Exogeneous delivery of water to Mercury

Mueller, M., Frantseva, K., Nesvorny, D., Loes ten Kate, I. & van der Tak, F., 2018.

Research output: Contribution to conferenceAbstractAcademic

Radar and in-situ observations of the bright and dark polar deposits in permanently shadowed north-polar regions of Mercury indicate that these regions contain water ice despite the planet's proximity to the Sun. Previous studies have shown that interplanetary dust particles (IDPs), asteroids and comets are possible sources of water on Mercury. Here we study how much water and organics certain asteroids (C-type), comets and IDPs can deliver to Mercury using the most recent minor bodies catalogs. We have performed numerical gravity simulations of asteroid and comet impact rates on Mercury within the past few Myr. We use the N-body integrator RMVS/Swifter to propagate the Sun and the eight planets from their current positions. Separately, we add comets and asteroids to the simulations as massless test particles, based on their current orbital distributions. Asteroid impactors are assigned a probability of being water-rich (C-class) based on the measured distribution of taxonomic types across the Main Asteroid Belt. For comets, we assume a constant water fraction. For IDPs, we use a dynamical model to compute the dust flux on Mercury. Immediate post-impact ejection into outer space is taken into account as is water diffusion across the surface into the polar cold traps. We find that exogeneous water sources can easily deliver the amount of water required by the available radar and MESSENGER data; taken together, they require 250-670 Myr to deliver the lower limit on available water. Over the \sim 3.5 Gyr since the end of the Late Heavy Bombardment, exogenous sources delivered a maximum of 1.7-7.4 m of water ice to the polar regions of Mercury. Among exogeneous water sources, we find IDPs to dominate over asteroids and comets.
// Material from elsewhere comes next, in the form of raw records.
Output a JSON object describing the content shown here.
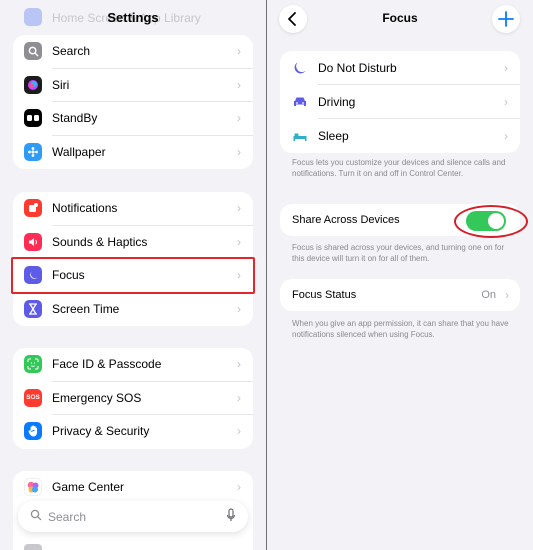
{
  "settings": {
    "title": "Settings",
    "ghost_label": "Home Screen & App Library",
    "groups": [
      {
        "items": [
          {
            "label": "Search",
            "icon": "search-icon",
            "color": "#8e8e93"
          },
          {
            "label": "Siri",
            "icon": "siri-icon",
            "color": "#1c1c1e"
          },
          {
            "label": "StandBy",
            "icon": "standby-icon",
            "color": "#000000"
          },
          {
            "label": "Wallpaper",
            "icon": "wallpaper-icon",
            "color": "#2f9bf5"
          }
        ]
      },
      {
        "items": [
          {
            "label": "Notifications",
            "icon": "notifications-icon",
            "color": "#ff3b30"
          },
          {
            "label": "Sounds & Haptics",
            "icon": "speaker-icon",
            "color": "#ff2d55"
          },
          {
            "label": "Focus",
            "icon": "moon-icon",
            "color": "#5e5ce6"
          },
          {
            "label": "Screen Time",
            "icon": "hourglass-icon",
            "color": "#5e5ce6"
          }
        ]
      },
      {
        "items": [
          {
            "label": "Face ID & Passcode",
            "icon": "face-id-icon",
            "color": "#34c759"
          },
          {
            "label": "Emergency SOS",
            "icon": "sos-icon",
            "color": "#ff3b30",
            "glyph": "SOS"
          },
          {
            "label": "Privacy & Security",
            "icon": "hand-icon",
            "color": "#0a7aff"
          }
        ]
      },
      {
        "items": [
          {
            "label": "Game Center",
            "icon": "game-center-icon",
            "color": "#ff6b9a"
          }
        ]
      }
    ],
    "search_placeholder": "Search"
  },
  "focus": {
    "title": "Focus",
    "modes": [
      {
        "label": "Do Not Disturb",
        "icon": "moon-icon",
        "color": "#5e5ce6"
      },
      {
        "label": "Driving",
        "icon": "car-icon",
        "color": "#5e5ce6"
      },
      {
        "label": "Sleep",
        "icon": "bed-icon",
        "color": "#30b0c7"
      }
    ],
    "modes_note": "Focus lets you customize your devices and silence calls and notifications. Turn it on and off in Control Center.",
    "share_label": "Share Across Devices",
    "share_enabled": true,
    "share_note": "Focus is shared across your devices, and turning one on for this device will turn it on for all of them.",
    "status_label": "Focus Status",
    "status_value": "On",
    "status_note": "When you give an app permission, it can share that you have notifications silenced when using Focus."
  },
  "colors": {
    "accent": "#0a7aff",
    "toggle_on": "#34c759",
    "annotation": "#e3262b"
  }
}
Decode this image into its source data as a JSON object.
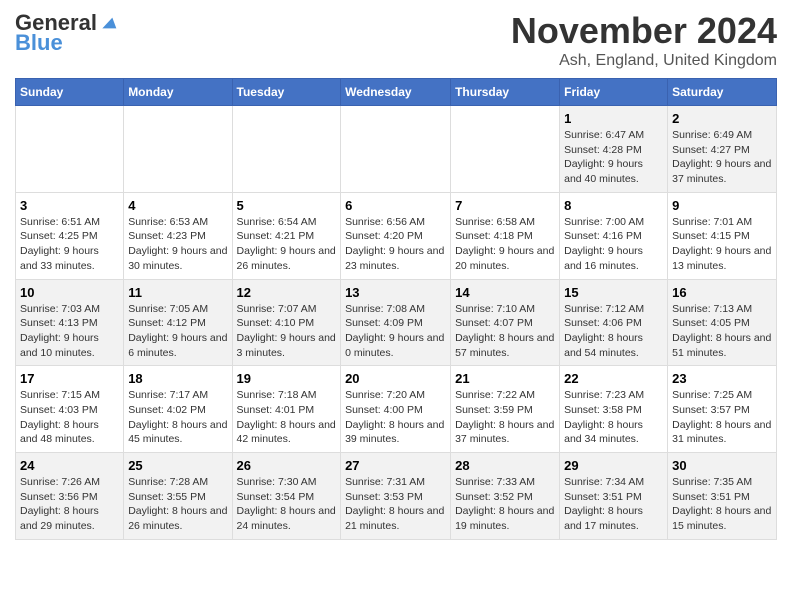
{
  "header": {
    "logo_general": "General",
    "logo_blue": "Blue",
    "month_title": "November 2024",
    "location": "Ash, England, United Kingdom"
  },
  "days_of_week": [
    "Sunday",
    "Monday",
    "Tuesday",
    "Wednesday",
    "Thursday",
    "Friday",
    "Saturday"
  ],
  "weeks": [
    [
      {
        "day": "",
        "info": ""
      },
      {
        "day": "",
        "info": ""
      },
      {
        "day": "",
        "info": ""
      },
      {
        "day": "",
        "info": ""
      },
      {
        "day": "",
        "info": ""
      },
      {
        "day": "1",
        "info": "Sunrise: 6:47 AM\nSunset: 4:28 PM\nDaylight: 9 hours and 40 minutes."
      },
      {
        "day": "2",
        "info": "Sunrise: 6:49 AM\nSunset: 4:27 PM\nDaylight: 9 hours and 37 minutes."
      }
    ],
    [
      {
        "day": "3",
        "info": "Sunrise: 6:51 AM\nSunset: 4:25 PM\nDaylight: 9 hours and 33 minutes."
      },
      {
        "day": "4",
        "info": "Sunrise: 6:53 AM\nSunset: 4:23 PM\nDaylight: 9 hours and 30 minutes."
      },
      {
        "day": "5",
        "info": "Sunrise: 6:54 AM\nSunset: 4:21 PM\nDaylight: 9 hours and 26 minutes."
      },
      {
        "day": "6",
        "info": "Sunrise: 6:56 AM\nSunset: 4:20 PM\nDaylight: 9 hours and 23 minutes."
      },
      {
        "day": "7",
        "info": "Sunrise: 6:58 AM\nSunset: 4:18 PM\nDaylight: 9 hours and 20 minutes."
      },
      {
        "day": "8",
        "info": "Sunrise: 7:00 AM\nSunset: 4:16 PM\nDaylight: 9 hours and 16 minutes."
      },
      {
        "day": "9",
        "info": "Sunrise: 7:01 AM\nSunset: 4:15 PM\nDaylight: 9 hours and 13 minutes."
      }
    ],
    [
      {
        "day": "10",
        "info": "Sunrise: 7:03 AM\nSunset: 4:13 PM\nDaylight: 9 hours and 10 minutes."
      },
      {
        "day": "11",
        "info": "Sunrise: 7:05 AM\nSunset: 4:12 PM\nDaylight: 9 hours and 6 minutes."
      },
      {
        "day": "12",
        "info": "Sunrise: 7:07 AM\nSunset: 4:10 PM\nDaylight: 9 hours and 3 minutes."
      },
      {
        "day": "13",
        "info": "Sunrise: 7:08 AM\nSunset: 4:09 PM\nDaylight: 9 hours and 0 minutes."
      },
      {
        "day": "14",
        "info": "Sunrise: 7:10 AM\nSunset: 4:07 PM\nDaylight: 8 hours and 57 minutes."
      },
      {
        "day": "15",
        "info": "Sunrise: 7:12 AM\nSunset: 4:06 PM\nDaylight: 8 hours and 54 minutes."
      },
      {
        "day": "16",
        "info": "Sunrise: 7:13 AM\nSunset: 4:05 PM\nDaylight: 8 hours and 51 minutes."
      }
    ],
    [
      {
        "day": "17",
        "info": "Sunrise: 7:15 AM\nSunset: 4:03 PM\nDaylight: 8 hours and 48 minutes."
      },
      {
        "day": "18",
        "info": "Sunrise: 7:17 AM\nSunset: 4:02 PM\nDaylight: 8 hours and 45 minutes."
      },
      {
        "day": "19",
        "info": "Sunrise: 7:18 AM\nSunset: 4:01 PM\nDaylight: 8 hours and 42 minutes."
      },
      {
        "day": "20",
        "info": "Sunrise: 7:20 AM\nSunset: 4:00 PM\nDaylight: 8 hours and 39 minutes."
      },
      {
        "day": "21",
        "info": "Sunrise: 7:22 AM\nSunset: 3:59 PM\nDaylight: 8 hours and 37 minutes."
      },
      {
        "day": "22",
        "info": "Sunrise: 7:23 AM\nSunset: 3:58 PM\nDaylight: 8 hours and 34 minutes."
      },
      {
        "day": "23",
        "info": "Sunrise: 7:25 AM\nSunset: 3:57 PM\nDaylight: 8 hours and 31 minutes."
      }
    ],
    [
      {
        "day": "24",
        "info": "Sunrise: 7:26 AM\nSunset: 3:56 PM\nDaylight: 8 hours and 29 minutes."
      },
      {
        "day": "25",
        "info": "Sunrise: 7:28 AM\nSunset: 3:55 PM\nDaylight: 8 hours and 26 minutes."
      },
      {
        "day": "26",
        "info": "Sunrise: 7:30 AM\nSunset: 3:54 PM\nDaylight: 8 hours and 24 minutes."
      },
      {
        "day": "27",
        "info": "Sunrise: 7:31 AM\nSunset: 3:53 PM\nDaylight: 8 hours and 21 minutes."
      },
      {
        "day": "28",
        "info": "Sunrise: 7:33 AM\nSunset: 3:52 PM\nDaylight: 8 hours and 19 minutes."
      },
      {
        "day": "29",
        "info": "Sunrise: 7:34 AM\nSunset: 3:51 PM\nDaylight: 8 hours and 17 minutes."
      },
      {
        "day": "30",
        "info": "Sunrise: 7:35 AM\nSunset: 3:51 PM\nDaylight: 8 hours and 15 minutes."
      }
    ]
  ]
}
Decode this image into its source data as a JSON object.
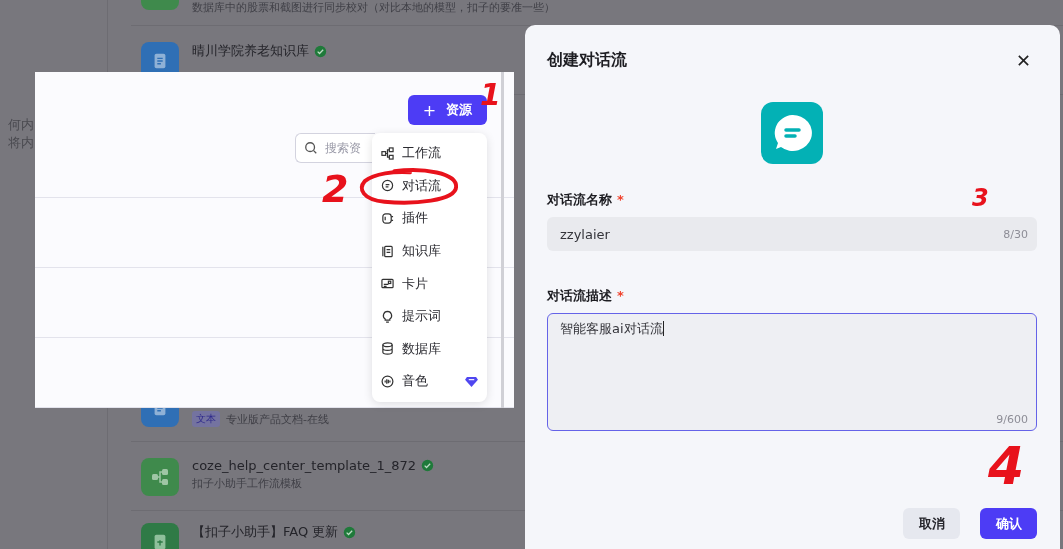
{
  "empty_hint": {
    "lines": [
      "何内",
      "将内"
    ]
  },
  "resources": [
    {
      "kind": "database",
      "description": "数据库中的股票和截图进行同步校对（对比本地的模型，扣子的要准一些）"
    },
    {
      "kind": "knowledge",
      "title": "晴川学院养老知识库",
      "verified": true
    },
    {
      "kind": "knowledge",
      "tag": "文本",
      "description": "专业版产品文档-在线"
    },
    {
      "kind": "workflow",
      "title": "coze_help_center_template_1_872",
      "verified": true,
      "description": "扣子小助手工作流模板"
    },
    {
      "kind": "table",
      "title": "【扣子小助手】FAQ 更新",
      "verified": true
    }
  ],
  "panel": {
    "add_button": {
      "icon": "+",
      "label": "资源"
    },
    "search": {
      "placeholder": "搜索资"
    },
    "menu": [
      {
        "kind": "workflow",
        "label": "工作流",
        "premium": false
      },
      {
        "kind": "chatflow",
        "label": "对话流",
        "premium": false
      },
      {
        "kind": "plugin",
        "label": "插件",
        "premium": false
      },
      {
        "kind": "knowledge",
        "label": "知识库",
        "premium": false
      },
      {
        "kind": "card",
        "label": "卡片",
        "premium": false
      },
      {
        "kind": "prompt",
        "label": "提示词",
        "premium": false
      },
      {
        "kind": "database",
        "label": "数据库",
        "premium": false
      },
      {
        "kind": "voice",
        "label": "音色",
        "premium": true
      }
    ]
  },
  "dialog": {
    "title": "创建对话流",
    "name_field": {
      "label": "对话流名称",
      "required_mark": "*",
      "value": "zzylaier",
      "count": "8/30"
    },
    "description_field": {
      "label": "对话流描述",
      "required_mark": "*",
      "value": "智能客服ai对话流",
      "count": "9/600",
      "focused": true
    },
    "buttons": [
      {
        "kind": "secondary",
        "label": "取消"
      },
      {
        "kind": "primary",
        "label": "确认"
      }
    ]
  },
  "annotations": [
    "1",
    "2",
    "3",
    "4"
  ]
}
Implications for the upcoming Bepi-Colombo observations are discussed.
Original languageEnglish
Publication statusPublished - 2018
EventAmerican Astronomical Society, DPS meeting #50, id.100.09 - Knoxville, Tennessee, United States
Duration: 21-Oct-201826-Oct-2018


ConferenceAmerican Astronomical Society, DPS meeting #50, id.100.09
CountryUnited States
CityKnoxville, Tennessee


American Astronomical Society, DPS meeting #50, id.100.09


Knoxville, Tennessee, United States

Event: Conference

ID: 71847779